Success & Impact
“Sink” has garnered praise across the literary establishment, raising important questions about why some stories — and their authors — struggle to be heard.
Success & Impact
Young children may experience a range of emotions when navigating the world of healthcare: fears about visiting the doctors office, embarrassment about needing to take medications or perhaps excitement about a future career in the healthcare field. Through a shared commitment to patient education, two Philadelphia College of Pharmacy alumnae, Demetra Tsapepas, MBA, USP ’03, ’06 (PharmD) and Farihah Amatullah USP ’16 (PharmD), along with their colleague Hanlin Li, PharmD, MBA, have authored an “ABC” series of children’s books that addresses these topics and more.
The three colleagues met in New York a decade ago during various stages of their careers. Tsapepas is now a pharmacist who focuses on quality, education and healthcare research; Amatullah is a specialty pharmacy expert, informaticist and artist; and Li is a practicing clinician who specializes in chronic disease management and conducts clinical research.
Through patient care and interactions, they gained a mutual passion for growing their patients’ medical literacy — a passion that eventually expanded beyond the workday.
“We’re always trying to think of ways to ensure we have patient interaction and patient engagement, and to share our knowledge with these individuals,” says Tsapepas. “This led us to a variety of projects over the years, most recently writing books where we can continue these conversations in the ‘non-work’ space.”
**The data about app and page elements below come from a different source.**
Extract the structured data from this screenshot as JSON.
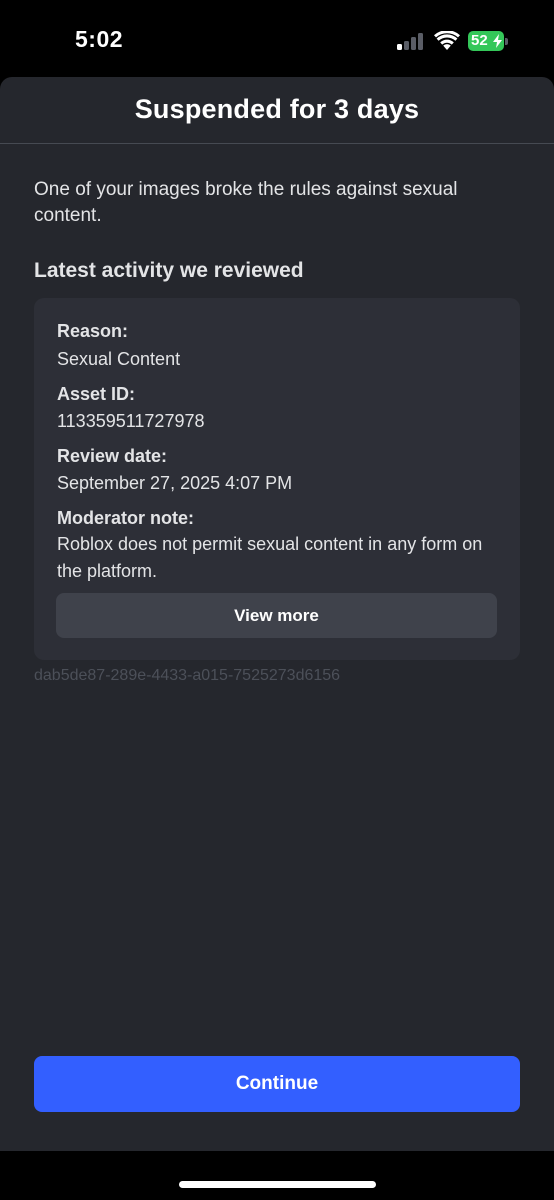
{
  "status_bar": {
    "time": "5:02",
    "battery_percent": "52",
    "signal_bars_active": 1,
    "signal_bars_total": 4,
    "battery_color": "#34c759"
  },
  "sheet": {
    "title": "Suspended for 3 days",
    "intro": "One of your images broke the rules against sexual content.",
    "section_heading": "Latest activity we reviewed"
  },
  "review": {
    "reason_label": "Reason:",
    "reason_value": "Sexual Content",
    "asset_label": "Asset ID:",
    "asset_value": "113359511727978",
    "date_label": "Review date:",
    "date_value": "September 27, 2025 4:07 PM",
    "note_label": "Moderator note:",
    "note_value": "Roblox does not permit sexual content in any form on the platform.",
    "view_more_label": "View more"
  },
  "ticket_id": "dab5de87-289e-4433-a015-7525273d6156",
  "continue_label": "Continue",
  "colors": {
    "sheet_background": "#25272d",
    "card_background": "#2d2f37",
    "primary_button": "#335fff",
    "secondary_button": "#3f424b"
  },
  "icons": {
    "signal": "cellular-signal-icon",
    "wifi": "wifi-icon",
    "battery": "battery-charging-icon"
  }
}
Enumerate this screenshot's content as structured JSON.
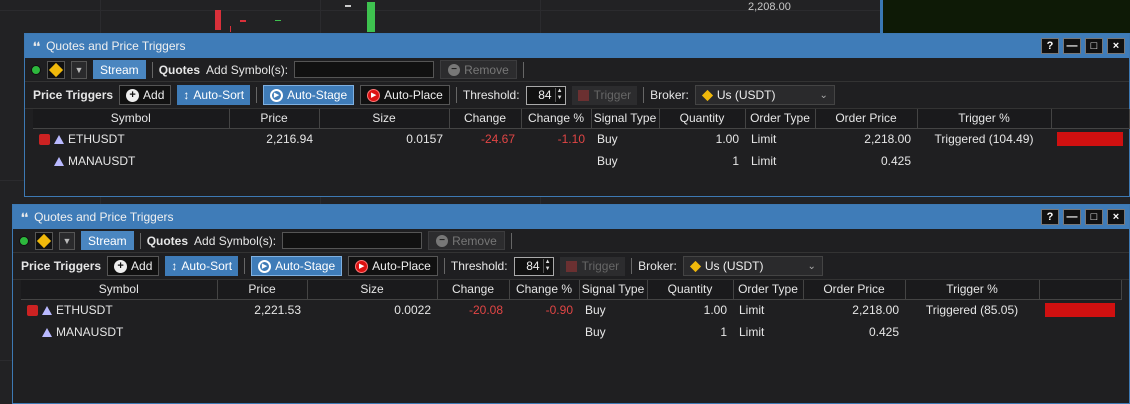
{
  "background": {
    "price_label": "2,208.00"
  },
  "colors": {
    "title_bar": "#3f7cb8",
    "negative": "#e04545",
    "trigger_bar": "#d01010",
    "binance": "#f0b90b"
  },
  "windows": [
    {
      "title": "Quotes and Price Triggers",
      "title_icon": "quote-icon",
      "title_buttons": [
        "?",
        "—",
        "□",
        "×"
      ],
      "toolbar": {
        "stream_label": "Stream",
        "quotes_label": "Quotes",
        "add_symbol_label": "Add Symbol(s):",
        "add_symbol_value": "",
        "remove_label": "Remove"
      },
      "triggers_bar": {
        "label": "Price Triggers",
        "add_label": "Add",
        "auto_sort_label": "Auto-Sort",
        "auto_stage_label": "Auto-Stage",
        "auto_place_label": "Auto-Place",
        "threshold_label": "Threshold:",
        "threshold_value": "84",
        "trigger_label": "Trigger",
        "broker_label": "Broker:",
        "broker_value": "Us (USDT)"
      },
      "columns": [
        "Symbol",
        "Price",
        "Size",
        "Change",
        "Change %",
        "Signal Type",
        "Quantity",
        "Order Type",
        "Order Price",
        "Trigger %",
        ""
      ],
      "rows": [
        {
          "triggered_icon": true,
          "symbol": "ETHUSDT",
          "price": "2,216.94",
          "size": "0.0157",
          "change": "-24.67",
          "change_pct": "-1.10",
          "signal": "Buy",
          "quantity": "1.00",
          "order_type": "Limit",
          "order_price": "2,218.00",
          "trigger": "Triggered (104.49)",
          "bar_fraction": 1.0
        },
        {
          "triggered_icon": false,
          "symbol": "MANAUSDT",
          "price": "",
          "size": "",
          "change": "",
          "change_pct": "",
          "signal": "Buy",
          "quantity": "1",
          "order_type": "Limit",
          "order_price": "0.425",
          "trigger": "",
          "bar_fraction": 0
        }
      ]
    },
    {
      "title": "Quotes and Price Triggers",
      "title_icon": "quote-icon",
      "title_buttons": [
        "?",
        "—",
        "□",
        "×"
      ],
      "toolbar": {
        "stream_label": "Stream",
        "quotes_label": "Quotes",
        "add_symbol_label": "Add Symbol(s):",
        "add_symbol_value": "",
        "remove_label": "Remove"
      },
      "triggers_bar": {
        "label": "Price Triggers",
        "add_label": "Add",
        "auto_sort_label": "Auto-Sort",
        "auto_stage_label": "Auto-Stage",
        "auto_place_label": "Auto-Place",
        "threshold_label": "Threshold:",
        "threshold_value": "84",
        "trigger_label": "Trigger",
        "broker_label": "Broker:",
        "broker_value": "Us (USDT)"
      },
      "columns": [
        "Symbol",
        "Price",
        "Size",
        "Change",
        "Change %",
        "Signal Type",
        "Quantity",
        "Order Type",
        "Order Price",
        "Trigger %",
        ""
      ],
      "rows": [
        {
          "triggered_icon": true,
          "symbol": "ETHUSDT",
          "price": "2,221.53",
          "size": "0.0022",
          "change": "-20.08",
          "change_pct": "-0.90",
          "signal": "Buy",
          "quantity": "1.00",
          "order_type": "Limit",
          "order_price": "2,218.00",
          "trigger": "Triggered (85.05)",
          "bar_fraction": 1.0
        },
        {
          "triggered_icon": false,
          "symbol": "MANAUSDT",
          "price": "",
          "size": "",
          "change": "",
          "change_pct": "",
          "signal": "Buy",
          "quantity": "1",
          "order_type": "Limit",
          "order_price": "0.425",
          "trigger": "",
          "bar_fraction": 0
        }
      ]
    }
  ]
}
Their “ABC” book series covers topics ranging from over-the-counter medications and tools used in healthcare, to healthcare careers, nutrition and life skills. They’ve also written a storybook on how a prescription becomes a medicine. The books can be used as early as infancy through adolescence and help parents introduce new topics and terminology to their children.
“‘ABCs of the Most Common Over-the-Counter Medications’ can be used as early as two-months old. We incorporated OTC structures and high-contrast images for babies and infants who can’t see color yet,” says Amatullah. “As we go through the series, the target audience and age varies; we cover nutrition, how medicines are made, how the pharmacy process works — we want to get children introduced to those ideas.”
Through their own experiences as parents and aunts of young children, the authors identified a gap in the market for this type of literature. While they’ve found STEM books on the ABCs of engineering and even quantum physics, there was no comparable book on healthcare or pharmacy.
“Healthcare education doesn’t just have to happen to adults or those in a disease state. Education should be readily available to everyone,” says Li. “We have a lot of pediatric patients who need to take medications and sometimes feel embarrassed about it. How, as a parent, do you teach your child to overcome that?”
Tsapepas, Amatullah and Li say the series has been highly collaborative, with Amatullah even creating all of the artwork. While becoming children’s book authors on top of their day jobs has been unexpected, in a way, Amatullah says they’ve been preparing for it all along.
“In pharmacy school, you have to be detail oriented and creative because you don’t always have the resources to implement what you want,” she says. “While I never would have imagined we were going to write children’s books, those experiences and an understanding of our audience allowed us to come up with a unique solution to educate children about healthcare.”
Interested in learning more about the ABC book series? Follow along on social media at @alt_healthcare_education. Also be on the lookout for their next book, “Drugs that Changed the World,” due out spring 2023.